** Problem **
Give back all the data exactly as it was written.

** Given data **
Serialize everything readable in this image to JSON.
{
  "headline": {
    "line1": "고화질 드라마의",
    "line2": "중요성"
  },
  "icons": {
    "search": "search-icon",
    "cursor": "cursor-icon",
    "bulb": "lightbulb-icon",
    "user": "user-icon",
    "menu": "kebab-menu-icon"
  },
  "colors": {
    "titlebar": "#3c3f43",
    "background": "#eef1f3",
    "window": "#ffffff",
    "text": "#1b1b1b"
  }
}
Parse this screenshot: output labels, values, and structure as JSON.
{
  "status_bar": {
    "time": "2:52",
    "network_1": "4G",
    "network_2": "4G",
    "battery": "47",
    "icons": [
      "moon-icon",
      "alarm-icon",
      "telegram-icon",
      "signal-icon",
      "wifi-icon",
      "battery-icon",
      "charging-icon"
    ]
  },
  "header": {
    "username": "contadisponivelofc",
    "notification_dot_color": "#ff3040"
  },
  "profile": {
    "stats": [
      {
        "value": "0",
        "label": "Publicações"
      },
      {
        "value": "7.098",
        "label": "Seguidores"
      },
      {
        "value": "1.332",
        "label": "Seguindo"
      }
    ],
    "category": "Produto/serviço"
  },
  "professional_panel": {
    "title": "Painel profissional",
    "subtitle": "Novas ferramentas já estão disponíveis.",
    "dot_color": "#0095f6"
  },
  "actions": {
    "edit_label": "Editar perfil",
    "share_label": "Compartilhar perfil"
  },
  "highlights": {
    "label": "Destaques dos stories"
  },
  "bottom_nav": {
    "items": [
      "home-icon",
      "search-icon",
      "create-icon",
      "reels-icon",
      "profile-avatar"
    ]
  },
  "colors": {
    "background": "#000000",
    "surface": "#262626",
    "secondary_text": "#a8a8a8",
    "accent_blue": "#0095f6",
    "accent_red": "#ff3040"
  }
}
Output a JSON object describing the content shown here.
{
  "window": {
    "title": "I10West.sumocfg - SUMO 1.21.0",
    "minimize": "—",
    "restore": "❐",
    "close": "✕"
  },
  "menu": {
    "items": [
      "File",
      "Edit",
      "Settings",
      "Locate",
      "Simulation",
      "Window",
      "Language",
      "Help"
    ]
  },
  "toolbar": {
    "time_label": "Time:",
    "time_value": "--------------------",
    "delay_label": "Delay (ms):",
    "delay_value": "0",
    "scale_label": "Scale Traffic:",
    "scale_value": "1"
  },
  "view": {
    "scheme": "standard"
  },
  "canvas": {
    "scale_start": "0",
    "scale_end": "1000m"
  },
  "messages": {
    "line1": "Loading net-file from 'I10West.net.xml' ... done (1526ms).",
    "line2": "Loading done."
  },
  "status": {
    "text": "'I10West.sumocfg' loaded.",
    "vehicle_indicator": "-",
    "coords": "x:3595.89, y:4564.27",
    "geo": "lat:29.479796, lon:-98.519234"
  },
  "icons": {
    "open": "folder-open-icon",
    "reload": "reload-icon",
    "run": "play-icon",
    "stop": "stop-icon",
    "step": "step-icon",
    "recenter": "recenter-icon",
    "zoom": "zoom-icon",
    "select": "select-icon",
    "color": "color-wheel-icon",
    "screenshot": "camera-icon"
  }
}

** Completed task **
Serialize everything readable in this image to JSON.
{
  "headline": {
    "line1": "고화질 드라마의",
    "line2": "중요성"
  },
  "icons": {
    "search": "search-icon",
    "cursor": "cursor-icon",
    "bulb": "lightbulb-icon",
    "user": "user-icon",
    "menu": "kebab-menu-icon"
  },
  "colors": {
    "titlebar": "#3c3f43",
    "background": "#eef1f3",
    "window": "#ffffff",
    "text": "#1b1b1b"
  }
}
Parse this screenshot: output labels, values, and structure as JSON.
{
  "status_bar": {
    "time": "2:52",
    "network_1": "4G",
    "network_2": "4G",
    "battery": "47",
    "icons": [
      "moon-icon",
      "alarm-icon",
      "telegram-icon",
      "signal-icon",
      "wifi-icon",
      "battery-icon",
      "charging-icon"
    ]
  },
  "header": {
    "username": "contadisponivelofc",
    "notification_dot_color": "#ff3040"
  },
  "profile": {
    "stats": [
      {
        "value": "0",
        "label": "Publicações"
      },
      {
        "value": "7.098",
        "label": "Seguidores"
      },
      {
        "value": "1.332",
        "label": "Seguindo"
      }
    ],
    "category": "Produto/serviço"
  },
  "professional_panel": {
    "title": "Painel profissional",
    "subtitle": "Novas ferramentas já estão disponíveis.",
    "dot_color": "#0095f6"
  },
  "actions": {
    "edit_label": "Editar perfil",
    "share_label": "Compartilhar perfil"
  },
  "highlights": {
    "label": "Destaques dos stories"
  },
  "bottom_nav": {
    "items": [
      "home-icon",
      "search-icon",
      "create-icon",
      "reels-icon",
      "profile-avatar"
    ]
  },
  "colors": {
    "background": "#000000",
    "surface": "#262626",
    "secondary_text": "#a8a8a8",
    "accent_blue": "#0095f6",
    "accent_red": "#ff3040"
  }
}
Output a JSON object describing the content shown here.
{
  "window": {
    "title": "I10West.sumocfg - SUMO 1.21.0",
    "minimize": "—",
    "restore": "❐",
    "close": "✕"
  },
  "menu": {
    "items": [
      "File",
      "Edit",
      "Settings",
      "Locate",
      "Simulation",
      "Window",
      "Language",
      "Help"
    ]
  },
  "toolbar": {
    "time_label": "Time:",
    "time_value": "--------------------",
    "delay_label": "Delay (ms):",
    "delay_value": "0",
    "scale_label": "Scale Traffic:",
    "scale_value": "1"
  },
  "view": {
    "scheme": "standard"
  },
  "canvas": {
    "scale_start": "0",
    "scale_end": "1000m"
  },
  "messages": {
    "line1": "Loading net-file from 'I10West.net.xml' ... done (1526ms).",
    "line2": "Loading done."
  },
  "status": {
    "text": "'I10West.sumocfg' loaded.",
    "vehicle_indicator": "-",
    "coords": "x:3595.89, y:4564.27",
    "geo": "lat:29.479796, lon:-98.519234"
  },
  "icons": {
    "open": "folder-open-icon",
    "reload": "reload-icon",
    "run": "play-icon",
    "stop": "stop-icon",
    "step": "step-icon",
    "recenter": "recenter-icon",
    "zoom": "zoom-icon",
    "select": "select-icon",
    "color": "color-wheel-icon",
    "screenshot": "camera-icon"
  }
}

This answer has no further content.